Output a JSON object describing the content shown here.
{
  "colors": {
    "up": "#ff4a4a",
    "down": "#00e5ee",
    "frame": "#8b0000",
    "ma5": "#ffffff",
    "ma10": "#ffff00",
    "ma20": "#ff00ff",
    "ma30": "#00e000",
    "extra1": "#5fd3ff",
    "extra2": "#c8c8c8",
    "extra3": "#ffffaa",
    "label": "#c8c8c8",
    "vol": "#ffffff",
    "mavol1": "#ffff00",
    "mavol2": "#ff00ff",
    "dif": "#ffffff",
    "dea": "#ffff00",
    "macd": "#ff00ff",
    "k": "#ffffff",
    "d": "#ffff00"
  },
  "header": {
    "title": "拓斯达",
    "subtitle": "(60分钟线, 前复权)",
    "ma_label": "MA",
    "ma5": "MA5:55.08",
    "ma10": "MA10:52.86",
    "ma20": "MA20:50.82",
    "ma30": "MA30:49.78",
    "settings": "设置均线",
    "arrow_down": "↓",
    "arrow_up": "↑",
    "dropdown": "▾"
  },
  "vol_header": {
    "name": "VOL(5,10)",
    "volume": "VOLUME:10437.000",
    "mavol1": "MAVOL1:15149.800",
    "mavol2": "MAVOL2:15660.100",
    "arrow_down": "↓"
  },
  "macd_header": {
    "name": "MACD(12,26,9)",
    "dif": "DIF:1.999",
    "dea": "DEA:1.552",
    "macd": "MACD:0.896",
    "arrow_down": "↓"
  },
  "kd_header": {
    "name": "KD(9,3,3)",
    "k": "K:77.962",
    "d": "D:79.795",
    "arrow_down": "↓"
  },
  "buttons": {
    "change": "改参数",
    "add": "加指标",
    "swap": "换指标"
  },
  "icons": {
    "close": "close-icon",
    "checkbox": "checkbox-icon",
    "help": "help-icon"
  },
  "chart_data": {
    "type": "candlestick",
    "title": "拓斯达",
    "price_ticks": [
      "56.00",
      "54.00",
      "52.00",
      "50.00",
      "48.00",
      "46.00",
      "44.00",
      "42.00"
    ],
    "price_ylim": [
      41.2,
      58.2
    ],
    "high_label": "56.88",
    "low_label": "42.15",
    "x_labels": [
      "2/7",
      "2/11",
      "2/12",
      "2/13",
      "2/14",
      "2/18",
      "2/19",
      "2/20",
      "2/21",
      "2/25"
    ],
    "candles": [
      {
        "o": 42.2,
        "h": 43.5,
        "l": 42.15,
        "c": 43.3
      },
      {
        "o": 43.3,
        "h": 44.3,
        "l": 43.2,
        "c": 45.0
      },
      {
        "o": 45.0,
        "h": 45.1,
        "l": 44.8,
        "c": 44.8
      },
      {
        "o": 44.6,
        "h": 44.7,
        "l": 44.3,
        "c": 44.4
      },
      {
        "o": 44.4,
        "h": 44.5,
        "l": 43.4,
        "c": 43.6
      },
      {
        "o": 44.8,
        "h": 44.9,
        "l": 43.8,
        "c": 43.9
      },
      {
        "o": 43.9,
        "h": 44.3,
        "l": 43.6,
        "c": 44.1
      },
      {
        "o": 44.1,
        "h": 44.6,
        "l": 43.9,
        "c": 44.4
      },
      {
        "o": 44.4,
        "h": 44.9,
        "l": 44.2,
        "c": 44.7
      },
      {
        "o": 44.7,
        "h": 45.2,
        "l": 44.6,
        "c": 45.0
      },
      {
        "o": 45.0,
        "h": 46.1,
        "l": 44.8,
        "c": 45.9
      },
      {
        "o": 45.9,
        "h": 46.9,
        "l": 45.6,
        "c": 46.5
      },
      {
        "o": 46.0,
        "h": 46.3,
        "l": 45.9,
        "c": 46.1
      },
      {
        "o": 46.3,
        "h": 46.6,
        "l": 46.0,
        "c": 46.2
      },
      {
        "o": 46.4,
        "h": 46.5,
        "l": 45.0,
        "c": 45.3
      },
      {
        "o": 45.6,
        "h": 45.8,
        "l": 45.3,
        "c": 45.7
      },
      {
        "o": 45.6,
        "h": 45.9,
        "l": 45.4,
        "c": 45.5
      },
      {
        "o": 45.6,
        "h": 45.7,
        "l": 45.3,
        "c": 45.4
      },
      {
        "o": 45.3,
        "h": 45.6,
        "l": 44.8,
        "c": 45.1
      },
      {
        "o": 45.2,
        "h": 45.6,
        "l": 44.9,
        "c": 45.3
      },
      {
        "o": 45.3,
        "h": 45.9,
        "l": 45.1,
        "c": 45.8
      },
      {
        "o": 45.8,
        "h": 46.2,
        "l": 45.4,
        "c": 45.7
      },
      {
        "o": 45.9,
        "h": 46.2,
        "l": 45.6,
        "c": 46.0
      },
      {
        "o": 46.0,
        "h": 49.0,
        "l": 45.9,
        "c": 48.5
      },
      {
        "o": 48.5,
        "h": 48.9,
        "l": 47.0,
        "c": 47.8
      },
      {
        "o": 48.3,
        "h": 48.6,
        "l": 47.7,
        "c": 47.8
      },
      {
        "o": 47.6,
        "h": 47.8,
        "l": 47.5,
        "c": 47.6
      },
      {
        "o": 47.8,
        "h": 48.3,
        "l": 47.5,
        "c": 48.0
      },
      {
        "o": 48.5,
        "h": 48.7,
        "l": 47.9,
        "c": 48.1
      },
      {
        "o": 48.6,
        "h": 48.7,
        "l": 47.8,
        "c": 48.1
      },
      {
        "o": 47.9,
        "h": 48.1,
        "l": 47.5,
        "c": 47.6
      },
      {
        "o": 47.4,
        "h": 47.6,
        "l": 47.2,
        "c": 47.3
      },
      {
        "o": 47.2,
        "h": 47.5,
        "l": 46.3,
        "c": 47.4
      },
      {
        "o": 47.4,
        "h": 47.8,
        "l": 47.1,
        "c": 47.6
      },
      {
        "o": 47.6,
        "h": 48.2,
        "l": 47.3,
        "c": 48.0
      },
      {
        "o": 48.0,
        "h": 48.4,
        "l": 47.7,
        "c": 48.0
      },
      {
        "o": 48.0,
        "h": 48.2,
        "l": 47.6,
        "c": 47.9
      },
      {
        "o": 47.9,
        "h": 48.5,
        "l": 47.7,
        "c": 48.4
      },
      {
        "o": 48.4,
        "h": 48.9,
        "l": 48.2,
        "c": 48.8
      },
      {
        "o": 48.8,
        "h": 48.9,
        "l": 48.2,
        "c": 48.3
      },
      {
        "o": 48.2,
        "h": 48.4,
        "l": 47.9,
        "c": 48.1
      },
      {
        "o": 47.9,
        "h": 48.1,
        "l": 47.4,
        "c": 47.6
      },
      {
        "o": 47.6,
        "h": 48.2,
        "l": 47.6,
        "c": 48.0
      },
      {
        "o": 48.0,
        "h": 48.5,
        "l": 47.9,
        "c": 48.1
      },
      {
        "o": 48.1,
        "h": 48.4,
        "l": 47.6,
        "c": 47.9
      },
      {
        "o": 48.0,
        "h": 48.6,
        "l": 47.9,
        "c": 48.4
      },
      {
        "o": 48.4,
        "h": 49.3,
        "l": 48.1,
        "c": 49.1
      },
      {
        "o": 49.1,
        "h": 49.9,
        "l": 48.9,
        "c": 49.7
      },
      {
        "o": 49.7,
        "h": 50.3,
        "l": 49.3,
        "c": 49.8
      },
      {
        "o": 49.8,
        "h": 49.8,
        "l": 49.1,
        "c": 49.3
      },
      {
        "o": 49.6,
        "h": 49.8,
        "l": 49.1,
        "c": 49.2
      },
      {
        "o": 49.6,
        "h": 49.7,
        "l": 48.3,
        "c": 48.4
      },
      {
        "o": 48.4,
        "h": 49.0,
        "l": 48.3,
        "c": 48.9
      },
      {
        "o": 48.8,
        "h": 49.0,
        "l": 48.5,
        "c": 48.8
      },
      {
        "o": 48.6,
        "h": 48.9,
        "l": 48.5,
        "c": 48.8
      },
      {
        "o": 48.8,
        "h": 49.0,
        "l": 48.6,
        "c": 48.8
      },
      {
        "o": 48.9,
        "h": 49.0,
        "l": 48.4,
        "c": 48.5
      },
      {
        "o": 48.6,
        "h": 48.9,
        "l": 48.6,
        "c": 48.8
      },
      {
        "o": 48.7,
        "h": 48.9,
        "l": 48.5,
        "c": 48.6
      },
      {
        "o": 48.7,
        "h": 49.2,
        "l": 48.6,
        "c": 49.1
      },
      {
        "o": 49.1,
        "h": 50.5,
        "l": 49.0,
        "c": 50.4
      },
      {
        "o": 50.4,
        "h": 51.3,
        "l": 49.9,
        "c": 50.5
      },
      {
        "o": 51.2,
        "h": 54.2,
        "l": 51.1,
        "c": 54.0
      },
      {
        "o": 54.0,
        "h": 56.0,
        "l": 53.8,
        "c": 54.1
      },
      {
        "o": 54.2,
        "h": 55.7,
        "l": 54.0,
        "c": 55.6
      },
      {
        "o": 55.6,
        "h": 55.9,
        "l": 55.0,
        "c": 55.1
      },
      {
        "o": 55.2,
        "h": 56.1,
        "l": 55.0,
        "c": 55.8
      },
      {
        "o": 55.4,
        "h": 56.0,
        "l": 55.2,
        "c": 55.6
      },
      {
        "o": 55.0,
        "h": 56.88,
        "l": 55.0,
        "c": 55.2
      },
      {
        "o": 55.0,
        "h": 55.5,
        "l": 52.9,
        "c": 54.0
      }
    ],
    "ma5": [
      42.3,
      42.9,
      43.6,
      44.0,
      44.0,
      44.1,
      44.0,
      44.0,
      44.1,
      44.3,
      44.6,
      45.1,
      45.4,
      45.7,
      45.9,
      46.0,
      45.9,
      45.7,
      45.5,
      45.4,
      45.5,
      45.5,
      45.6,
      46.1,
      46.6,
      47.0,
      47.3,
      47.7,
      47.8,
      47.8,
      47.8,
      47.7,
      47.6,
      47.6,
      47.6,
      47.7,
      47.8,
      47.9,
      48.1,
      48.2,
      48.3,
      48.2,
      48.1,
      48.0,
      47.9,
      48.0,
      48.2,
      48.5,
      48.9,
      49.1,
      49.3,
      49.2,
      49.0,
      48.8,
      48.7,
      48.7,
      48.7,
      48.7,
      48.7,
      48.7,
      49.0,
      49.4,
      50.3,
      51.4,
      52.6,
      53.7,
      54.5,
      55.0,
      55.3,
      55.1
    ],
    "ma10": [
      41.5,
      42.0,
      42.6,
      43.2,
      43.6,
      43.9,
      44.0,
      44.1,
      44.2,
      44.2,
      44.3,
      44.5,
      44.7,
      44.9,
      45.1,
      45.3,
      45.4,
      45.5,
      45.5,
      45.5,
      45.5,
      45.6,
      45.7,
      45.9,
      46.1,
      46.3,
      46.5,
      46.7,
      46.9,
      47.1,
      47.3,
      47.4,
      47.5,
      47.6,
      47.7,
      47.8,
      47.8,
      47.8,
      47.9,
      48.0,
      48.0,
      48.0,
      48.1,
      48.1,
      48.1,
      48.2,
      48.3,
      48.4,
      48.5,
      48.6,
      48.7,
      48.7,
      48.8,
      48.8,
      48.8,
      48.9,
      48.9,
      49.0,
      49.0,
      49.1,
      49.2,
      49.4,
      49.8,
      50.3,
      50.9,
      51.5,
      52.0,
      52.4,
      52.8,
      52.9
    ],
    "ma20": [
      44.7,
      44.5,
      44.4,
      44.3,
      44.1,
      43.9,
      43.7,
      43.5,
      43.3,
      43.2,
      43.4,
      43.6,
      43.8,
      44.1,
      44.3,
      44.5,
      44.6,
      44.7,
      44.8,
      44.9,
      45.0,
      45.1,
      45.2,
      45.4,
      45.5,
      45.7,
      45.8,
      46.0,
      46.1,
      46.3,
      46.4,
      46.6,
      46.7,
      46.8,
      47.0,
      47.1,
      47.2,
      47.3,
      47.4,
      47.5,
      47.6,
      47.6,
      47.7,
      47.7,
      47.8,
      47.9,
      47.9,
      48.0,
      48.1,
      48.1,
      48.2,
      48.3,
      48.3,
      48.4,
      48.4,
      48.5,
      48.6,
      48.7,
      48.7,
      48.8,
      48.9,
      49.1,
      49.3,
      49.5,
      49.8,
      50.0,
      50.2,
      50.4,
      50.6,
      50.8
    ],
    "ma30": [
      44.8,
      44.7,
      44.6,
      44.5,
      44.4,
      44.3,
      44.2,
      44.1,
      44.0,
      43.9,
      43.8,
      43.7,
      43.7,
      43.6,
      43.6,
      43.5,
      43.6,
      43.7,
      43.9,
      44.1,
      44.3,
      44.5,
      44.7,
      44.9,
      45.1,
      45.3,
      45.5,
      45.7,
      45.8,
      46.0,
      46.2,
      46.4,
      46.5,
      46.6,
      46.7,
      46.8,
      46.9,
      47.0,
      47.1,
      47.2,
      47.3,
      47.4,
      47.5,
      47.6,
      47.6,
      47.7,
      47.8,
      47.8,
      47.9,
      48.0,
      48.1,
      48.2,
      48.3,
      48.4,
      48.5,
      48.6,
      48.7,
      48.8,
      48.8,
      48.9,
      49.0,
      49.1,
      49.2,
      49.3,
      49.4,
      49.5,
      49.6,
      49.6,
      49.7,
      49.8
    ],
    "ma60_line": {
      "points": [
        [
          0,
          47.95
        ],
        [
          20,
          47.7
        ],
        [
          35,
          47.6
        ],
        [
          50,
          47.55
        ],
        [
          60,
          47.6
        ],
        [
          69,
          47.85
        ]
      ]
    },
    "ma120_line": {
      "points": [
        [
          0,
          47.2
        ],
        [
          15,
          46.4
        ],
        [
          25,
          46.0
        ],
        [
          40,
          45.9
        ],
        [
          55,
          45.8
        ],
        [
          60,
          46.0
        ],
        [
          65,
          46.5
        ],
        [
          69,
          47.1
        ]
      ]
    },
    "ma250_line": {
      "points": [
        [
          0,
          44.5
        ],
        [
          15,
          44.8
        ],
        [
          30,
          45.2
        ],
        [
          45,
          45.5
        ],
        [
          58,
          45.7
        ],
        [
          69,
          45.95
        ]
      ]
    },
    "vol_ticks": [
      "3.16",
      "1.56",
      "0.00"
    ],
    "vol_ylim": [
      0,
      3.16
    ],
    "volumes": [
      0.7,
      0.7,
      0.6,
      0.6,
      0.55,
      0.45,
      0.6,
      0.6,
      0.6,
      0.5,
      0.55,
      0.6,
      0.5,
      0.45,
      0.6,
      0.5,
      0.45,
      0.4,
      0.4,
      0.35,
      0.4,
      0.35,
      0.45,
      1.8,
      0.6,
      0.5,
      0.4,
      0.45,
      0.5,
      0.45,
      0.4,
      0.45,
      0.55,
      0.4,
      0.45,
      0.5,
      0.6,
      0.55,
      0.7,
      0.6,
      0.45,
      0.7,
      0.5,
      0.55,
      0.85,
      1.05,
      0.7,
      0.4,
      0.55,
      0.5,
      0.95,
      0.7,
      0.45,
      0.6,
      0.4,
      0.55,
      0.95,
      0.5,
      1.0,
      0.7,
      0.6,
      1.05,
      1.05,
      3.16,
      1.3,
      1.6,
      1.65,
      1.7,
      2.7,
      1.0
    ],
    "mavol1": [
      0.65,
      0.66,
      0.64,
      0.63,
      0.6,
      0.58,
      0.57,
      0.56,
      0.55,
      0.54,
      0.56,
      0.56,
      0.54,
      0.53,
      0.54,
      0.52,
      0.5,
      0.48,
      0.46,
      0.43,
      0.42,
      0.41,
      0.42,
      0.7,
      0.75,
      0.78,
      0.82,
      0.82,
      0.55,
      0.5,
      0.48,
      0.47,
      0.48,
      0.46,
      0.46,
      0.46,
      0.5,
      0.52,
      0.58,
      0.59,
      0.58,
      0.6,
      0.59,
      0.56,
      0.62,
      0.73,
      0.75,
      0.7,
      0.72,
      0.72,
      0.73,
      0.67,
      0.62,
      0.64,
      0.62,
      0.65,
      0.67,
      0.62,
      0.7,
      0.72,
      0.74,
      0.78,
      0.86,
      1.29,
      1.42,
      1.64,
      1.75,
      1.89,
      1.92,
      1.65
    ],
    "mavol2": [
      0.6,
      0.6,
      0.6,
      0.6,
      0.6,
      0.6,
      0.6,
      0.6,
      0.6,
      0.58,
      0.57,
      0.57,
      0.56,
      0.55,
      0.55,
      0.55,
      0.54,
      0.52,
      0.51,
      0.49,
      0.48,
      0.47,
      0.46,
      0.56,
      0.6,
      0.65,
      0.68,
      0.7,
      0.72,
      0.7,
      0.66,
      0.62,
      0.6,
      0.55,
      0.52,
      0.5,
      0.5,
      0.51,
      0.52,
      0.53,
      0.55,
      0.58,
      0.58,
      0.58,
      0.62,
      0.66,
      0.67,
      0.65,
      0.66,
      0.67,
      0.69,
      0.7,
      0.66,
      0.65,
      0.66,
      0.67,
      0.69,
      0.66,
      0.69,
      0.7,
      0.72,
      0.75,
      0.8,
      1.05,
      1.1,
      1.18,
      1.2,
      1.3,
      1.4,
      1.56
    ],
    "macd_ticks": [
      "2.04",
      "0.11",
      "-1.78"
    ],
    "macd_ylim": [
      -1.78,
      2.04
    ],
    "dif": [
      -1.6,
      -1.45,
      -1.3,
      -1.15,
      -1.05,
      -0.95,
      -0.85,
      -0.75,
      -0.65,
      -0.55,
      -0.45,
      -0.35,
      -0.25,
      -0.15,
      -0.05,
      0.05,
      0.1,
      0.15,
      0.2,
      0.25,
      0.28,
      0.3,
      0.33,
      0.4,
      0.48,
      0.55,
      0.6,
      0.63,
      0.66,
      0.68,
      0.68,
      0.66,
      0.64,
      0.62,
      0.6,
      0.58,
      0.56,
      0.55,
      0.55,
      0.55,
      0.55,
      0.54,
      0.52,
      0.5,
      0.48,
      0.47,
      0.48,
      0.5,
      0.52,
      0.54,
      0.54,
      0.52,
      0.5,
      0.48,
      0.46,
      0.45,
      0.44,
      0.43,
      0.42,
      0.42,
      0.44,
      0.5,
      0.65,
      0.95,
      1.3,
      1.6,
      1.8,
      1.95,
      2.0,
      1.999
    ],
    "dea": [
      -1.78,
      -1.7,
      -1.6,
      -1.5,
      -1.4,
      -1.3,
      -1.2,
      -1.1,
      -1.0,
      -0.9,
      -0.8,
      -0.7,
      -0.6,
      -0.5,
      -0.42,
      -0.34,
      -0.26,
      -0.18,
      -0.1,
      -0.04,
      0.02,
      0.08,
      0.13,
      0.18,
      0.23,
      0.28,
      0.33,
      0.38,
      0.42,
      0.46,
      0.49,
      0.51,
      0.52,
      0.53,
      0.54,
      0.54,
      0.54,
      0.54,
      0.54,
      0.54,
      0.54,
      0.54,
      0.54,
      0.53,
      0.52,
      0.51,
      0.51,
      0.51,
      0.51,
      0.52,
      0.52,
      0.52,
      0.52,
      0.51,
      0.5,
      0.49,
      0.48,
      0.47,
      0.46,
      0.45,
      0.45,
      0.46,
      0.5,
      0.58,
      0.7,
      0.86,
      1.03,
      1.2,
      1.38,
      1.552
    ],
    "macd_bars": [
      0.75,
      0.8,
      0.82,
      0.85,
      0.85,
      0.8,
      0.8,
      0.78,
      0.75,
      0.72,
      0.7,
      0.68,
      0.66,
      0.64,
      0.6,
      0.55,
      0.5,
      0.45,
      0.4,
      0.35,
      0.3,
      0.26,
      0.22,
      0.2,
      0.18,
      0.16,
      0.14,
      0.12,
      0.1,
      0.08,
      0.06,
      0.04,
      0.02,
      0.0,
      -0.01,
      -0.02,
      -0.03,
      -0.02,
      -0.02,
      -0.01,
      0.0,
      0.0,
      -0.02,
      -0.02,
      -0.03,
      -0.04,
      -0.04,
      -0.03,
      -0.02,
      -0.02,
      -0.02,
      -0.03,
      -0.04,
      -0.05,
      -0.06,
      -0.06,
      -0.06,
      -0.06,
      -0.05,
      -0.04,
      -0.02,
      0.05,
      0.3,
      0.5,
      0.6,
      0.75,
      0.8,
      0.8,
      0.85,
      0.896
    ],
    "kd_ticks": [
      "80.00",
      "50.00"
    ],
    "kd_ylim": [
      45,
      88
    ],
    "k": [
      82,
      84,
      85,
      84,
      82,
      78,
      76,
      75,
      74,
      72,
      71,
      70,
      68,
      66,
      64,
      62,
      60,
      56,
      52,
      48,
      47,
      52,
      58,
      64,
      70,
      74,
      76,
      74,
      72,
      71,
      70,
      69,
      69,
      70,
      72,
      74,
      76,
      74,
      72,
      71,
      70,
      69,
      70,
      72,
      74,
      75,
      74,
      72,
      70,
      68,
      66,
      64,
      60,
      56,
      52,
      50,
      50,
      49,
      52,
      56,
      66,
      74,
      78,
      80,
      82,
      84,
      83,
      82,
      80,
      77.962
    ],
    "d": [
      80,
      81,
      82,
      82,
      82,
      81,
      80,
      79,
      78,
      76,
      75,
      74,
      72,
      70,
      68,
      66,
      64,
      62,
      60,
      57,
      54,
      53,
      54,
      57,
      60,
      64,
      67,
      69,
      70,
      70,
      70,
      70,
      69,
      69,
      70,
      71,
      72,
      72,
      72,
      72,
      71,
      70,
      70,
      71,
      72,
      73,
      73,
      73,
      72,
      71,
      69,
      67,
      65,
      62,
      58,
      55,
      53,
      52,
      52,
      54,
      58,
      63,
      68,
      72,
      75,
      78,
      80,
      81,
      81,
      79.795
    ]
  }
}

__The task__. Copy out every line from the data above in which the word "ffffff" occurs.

__The answer__.
    "ma5": "#ffffff",
    "vol": "#ffffff",
    "dif": "#ffffff",
    "k": "#ffffff",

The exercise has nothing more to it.